All of this, without installing a single extra app on your phone — just using its existing features. Not bad, but it can be made even simpler.
Another Built-in Solution: Google Maps
The other solution is to use Google Maps without taking a photo. Just switch on Google Maps, and hold down your current address:
You would be able to add a star to the map to highlight your current position. Tap the star icon, and you’re done — position saved. This is a simple method but it has some drawbacks: You have to remember to remove the star when you make it back to your car, otherwise your map will become cluttered with stars and you won’t know which one is your car. Another drawback is that it works only when you’re parked in the open air — it’s not very good if your car is at level -7 of a cavernous mall parking lot.
The Do-It-All: Waze
Waze is a powerful “social GPS” app, which crowd-sources traffic information from its users. The more people use Waze, the better it can track down heavy traffic and automatically adjust your route to avoid traffic jams. We have a detailed review of Waze for iOS, but really, it’s just the same on Android. For this post, what you should keep in mind is that Waze also has a feature for indicating where you’ve parked, assuming you navigated to that location with Waze.
It’s not an ideal solution (not as handy as the camera), but it’s yet another app you can use to do the same thing, even though it’s not a dedicated “save my parking spot” app.
Disappointment 1: Park Me Right
Park Me Right is a promising-looking app which was built from the ground up to save your parking location, whether you’re parked indoors or out on the street. It looks quite slick, and uses augmented reality to help you find your car. This is how you save your car’s location:
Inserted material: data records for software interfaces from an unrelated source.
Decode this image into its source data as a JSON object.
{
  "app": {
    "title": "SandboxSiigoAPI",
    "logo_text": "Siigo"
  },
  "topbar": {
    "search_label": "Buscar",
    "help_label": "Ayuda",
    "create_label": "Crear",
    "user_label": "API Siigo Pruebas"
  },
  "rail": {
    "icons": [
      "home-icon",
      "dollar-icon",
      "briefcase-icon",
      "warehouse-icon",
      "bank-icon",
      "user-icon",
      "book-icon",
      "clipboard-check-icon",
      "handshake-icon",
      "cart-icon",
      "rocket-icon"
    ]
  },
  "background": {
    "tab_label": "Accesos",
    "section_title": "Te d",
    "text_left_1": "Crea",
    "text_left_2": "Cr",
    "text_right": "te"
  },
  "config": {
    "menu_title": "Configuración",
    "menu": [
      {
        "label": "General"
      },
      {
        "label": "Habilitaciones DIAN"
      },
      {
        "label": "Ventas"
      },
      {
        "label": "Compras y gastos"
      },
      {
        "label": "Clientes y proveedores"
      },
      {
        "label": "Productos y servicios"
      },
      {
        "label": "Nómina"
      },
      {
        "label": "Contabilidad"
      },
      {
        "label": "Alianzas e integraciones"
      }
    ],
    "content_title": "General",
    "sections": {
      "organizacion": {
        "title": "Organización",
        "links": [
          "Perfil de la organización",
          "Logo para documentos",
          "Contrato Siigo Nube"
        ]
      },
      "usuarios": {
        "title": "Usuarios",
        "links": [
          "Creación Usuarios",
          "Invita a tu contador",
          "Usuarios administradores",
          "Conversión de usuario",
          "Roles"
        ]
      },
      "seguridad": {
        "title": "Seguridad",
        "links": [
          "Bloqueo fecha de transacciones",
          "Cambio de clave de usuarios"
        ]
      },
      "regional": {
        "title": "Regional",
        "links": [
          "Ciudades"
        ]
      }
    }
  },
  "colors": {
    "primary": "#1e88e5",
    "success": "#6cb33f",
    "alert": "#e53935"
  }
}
You can save a floor number if you’re parked indoors, as well as a photo of your car. Then, when it’s time to find your car again, you can switch on Park Me Right’s sophisticated augmented view… which may not actually work:
You can’t see this from the photo, but the marker is pointing me at a dead-wrong direction. This is not where I parked the car — in fact, if I follow the marker, I will be going away from where the car is. This may not be the app’s fault: It could well be a combination of my phone’s sensors and the way the app works with them, but the net result is that in an actual test, the app led me away from where I needed to go. Not so great, and definitely worse than the camera method we started out with. This doesn’t mean Park Me Right won’t work for you, though — if you like the way it looks, feel free to take it for a spin.
Disappointment 2: MyCar Locator Free
I decided to test one more purpose-built app for saving your parking spot, MyCar Locator Free. This is a very well-reviewed app, and I had high expectations. Unfortunately, this is what it looked like on my phone’s 1080×1920 display:
That’s right: Enormous to the point of being unusable. I was able to tweak the layout to something I could use, because my current ROM (PAC ROM for Xperia Z) lets me adjust each app’s size individually, but other users may not be so lucky. Even adjusted to a reasonable size, the app’s interface feels dated, clunky, and out of place on a modern Android Jelly Bean device.
That said, MyCar Locator does offer a quick and simple way to save your car’s location, and it even works if you don’t have a GPS signal: Just double-tap on any point in the map, and it will be saved for later.
Some Things Don’t Need a Custom App
My takeaway from this post is that you don’t always need to install a purpose-specific app. Sometimes, the tools you already have really are the best for the job, even if the camera app is just a camera app and not a “car locator camera.”
Do you use smartphone apps only to do what they say on the tin, or do you find yourself repurposing existing apps for novel and interesting uses their creators may not have thought of?